(Grunow) Krammer 2003 Category: Asymmetrical biraphid
BASIONYM: Cymbella subaequalis Grunow in Van Heurck 1880
REPORTED AS: Cymbella subaequalis (Patrick and Reimer 1975, p. 24, plate 3, figs. 13-14)
Contributor: Loren Bahls - August 2012
Length Range: 23-47 µm
Width Range: 7.1-10.8 µm
Striae in 10 µm: 12-16 at the valve center, 16-20 near the ends
Valves are lanceolate to elliptic-lanceolate and somewhat dorsiventral. The dorsal and ventral margins are arched and taper to obtusely rounded, subtly protracted apices. The axial area is narrow and widens gradually from the apices toward the central area. The central area is small and irregular, barely wider than the axial area. The raphe is lateral and narrows toward the proximal and distal ends. Proximal raphe ends are deflected ventrally and slightly expanded. Distal raphe fissures are semicircular and deflected dorsally. Striae are radiate throughout and indistinctly punctate. Areolae number 30-38 in 10 µm.
Basionym: Cymbella subaequalis
Author: Grunow in Van Heurck 1880
Length Range: µm
Striae in 10 µm:
Krammer, K. (2003). Cymbopleura, Delicata, Navicymbula, Gomphocymbellopsis, Afrocymbella. Diatoms of Europe. Diatoms of the European Inland Waters and Comparable Habitats 4: 1-530.
Patrick, R.M. and Reimer, C.W. (1975). The Diatoms of the United States, exclusive of Alaska and Hawaii, V. 2. Monographs of the Academy of Natural Sciences of Philadelphia 13.

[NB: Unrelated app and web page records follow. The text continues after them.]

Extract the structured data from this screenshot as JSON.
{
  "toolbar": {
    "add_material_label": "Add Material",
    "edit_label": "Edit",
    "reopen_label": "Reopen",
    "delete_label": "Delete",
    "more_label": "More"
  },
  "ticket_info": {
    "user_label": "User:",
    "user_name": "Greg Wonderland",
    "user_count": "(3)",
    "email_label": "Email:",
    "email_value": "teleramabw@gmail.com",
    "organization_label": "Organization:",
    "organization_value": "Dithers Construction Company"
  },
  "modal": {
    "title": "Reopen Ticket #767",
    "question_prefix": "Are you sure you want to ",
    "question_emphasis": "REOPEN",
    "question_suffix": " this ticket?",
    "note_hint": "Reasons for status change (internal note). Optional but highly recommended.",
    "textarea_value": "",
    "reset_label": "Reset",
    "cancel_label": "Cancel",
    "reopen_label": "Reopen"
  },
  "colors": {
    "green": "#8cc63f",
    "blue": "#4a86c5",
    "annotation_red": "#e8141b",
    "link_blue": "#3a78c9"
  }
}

Van Heurck, H. (1880). Synopsis des Diatomées de Belgique. Atlas. Ducaju & Cie., Anvers.
There are 45 records for C. subaequalis in the Montana Diatom Database from northwestern Montana, northern Idaho, and southwestern Alberta. The species is especially common and widespread in the Canadian Rockies (“Crown of the Continent”) Ecoregion, where it prefers cold, oligotrophic, and somewhat alkaline waters with low to moderate specific conductance. Krammer (2003) reports this species as cosmopolitan in temperate and colder regions in both the northern and southern hemispheres.
Lake Josephine, Glacier National Park, Montana: home of Cymbopleura subaequalis.

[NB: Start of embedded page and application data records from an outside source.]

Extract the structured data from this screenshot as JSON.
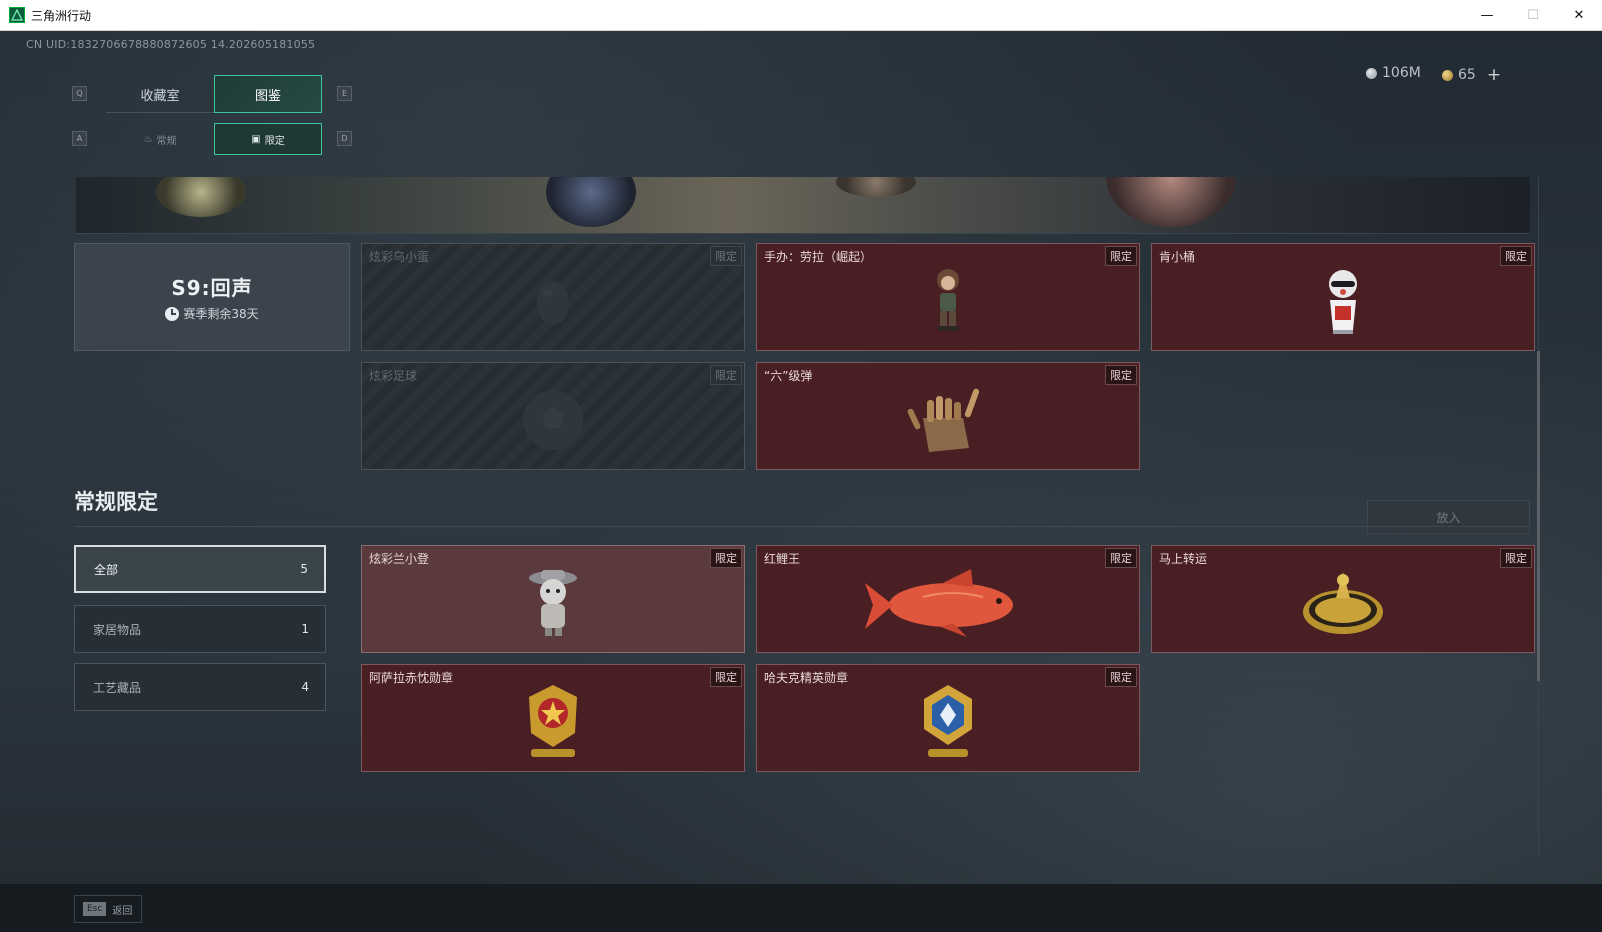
{
  "window": {
    "title": "三角洲行动",
    "minimize": "—",
    "maximize": "☐",
    "close": "✕"
  },
  "uid_text": "CN UID:1832706678880872605 14.202605181055",
  "key_hints": {
    "q": "Q",
    "e": "E",
    "a": "A",
    "d": "D"
  },
  "top_tabs": [
    {
      "label": "收藏室",
      "active": false
    },
    {
      "label": "图鉴",
      "active": true
    }
  ],
  "sub_tabs": [
    {
      "label": "常规",
      "active": false
    },
    {
      "label": "限定",
      "active": true
    }
  ],
  "currency": {
    "silver": "106M",
    "gold": "65",
    "plus": "+"
  },
  "season": {
    "title": "S9:回声",
    "remaining": "赛季剩余38天"
  },
  "season_cards": [
    {
      "name": "炫彩乌小蛋",
      "tag": "限定",
      "locked": true,
      "icon": "egg-icon"
    },
    {
      "name": "手办：劳拉（崛起）",
      "tag": "限定",
      "locked": false,
      "icon": "figure-lara-icon"
    },
    {
      "name": "肯小桶",
      "tag": "限定",
      "locked": false,
      "icon": "figure-bucket-icon"
    },
    {
      "name": "炫彩足球",
      "tag": "限定",
      "locked": true,
      "icon": "football-icon"
    },
    {
      "name": "“六”级弹",
      "tag": "限定",
      "locked": false,
      "icon": "bullet-hand-icon"
    }
  ],
  "section": {
    "title": "常规限定",
    "put_button": "放入"
  },
  "filters": [
    {
      "label": "全部",
      "count": "5",
      "active": true
    },
    {
      "label": "家居物品",
      "count": "1",
      "active": false
    },
    {
      "label": "工艺藏品",
      "count": "4",
      "active": false
    }
  ],
  "regular_cards": [
    {
      "name": "炫彩兰小登",
      "tag": "限定",
      "icon": "figure-landeng-icon"
    },
    {
      "name": "红鲤王",
      "tag": "限定",
      "icon": "red-carp-icon"
    },
    {
      "name": "马上转运",
      "tag": "限定",
      "icon": "lucky-wheel-icon"
    },
    {
      "name": "阿萨拉赤忱勋章",
      "tag": "限定",
      "icon": "red-medal-icon"
    },
    {
      "name": "哈夫克精英勋章",
      "tag": "限定",
      "icon": "blue-medal-icon"
    }
  ],
  "footer": {
    "esc_key": "Esc",
    "esc_label": "返回"
  }
}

Credit/Source: Loren Bahls
The Environmental Protection Agency (EPA) western Environmental Monitoring and Assessment Program (EMAP) study was completed during the years 2000-2004 (see citations at bottom of this page). Over 1200 streams and rivers in 12 western states (Arizona, California, Colorado, Idaho, Montana, Nevada, North Dakota, Oregon, South Dakota, Utah, Washington and Wyoming) were selected for sampling based on a stratified randomized design. This type of design insures that ecological resources are sampled in proportion to their actual geographical presence. Stratified randomized design also allows for estimates of stream length with a known confidence in several “condition classes” (good or least-disturbed, intermediately-disturbed, and poor or most-disturbed) for biotic condition, chemistry and habitat.
Results are published in:
Johnson, T., Hermann, K., Spaulding, S., Beyea, B., Theel, C., Sada, R., Bollman, W., Bowman, J., Larsen, A., Vining, K., Ostermiller, J., Petersen, D. Hargett, E. and Zumberge, J. (2009). An ecological assessment of USEPA Region 8 streams and rivers. U.S. Environmental Protection Agency Region 8 Report, 178 p.
Stoddard, J. L., Peck, D. V., Olsen, A. R., Larsen, D. P., Van Sickle, J., Hawkins, C. P., Hughes, R. M., Whittier, T. R., Lomnicky, G. A., Herlihy, A. T., Kaufman, P. R., Peterson, S. A., Ringold, P. L., Paulsen, S. G., and Blair, R. (2005). Environmental Monitoring and Assessment Program (EMAP) western streams and rivers statistical summary. U.S. Environmental Protection Agency Report 620/R-05/006, 1,762 p.
Stoddard, J. L., Peck, D. V., Paulsen, S. G., Van Sickle, J., Hawkins, C. P., Herlihy, A. T., Hughes, R. M., Kaufman, P. R., Larsen, D. P., Lomnicky, G. A., Olsen, A. R., Peterson, S. A., Ringold, P. L., and Whittier, T. R. (2005). An ecological assessment of western streams and rivers. U.S. Environmental Protection Agency Report 620/R-05/005, 49 p.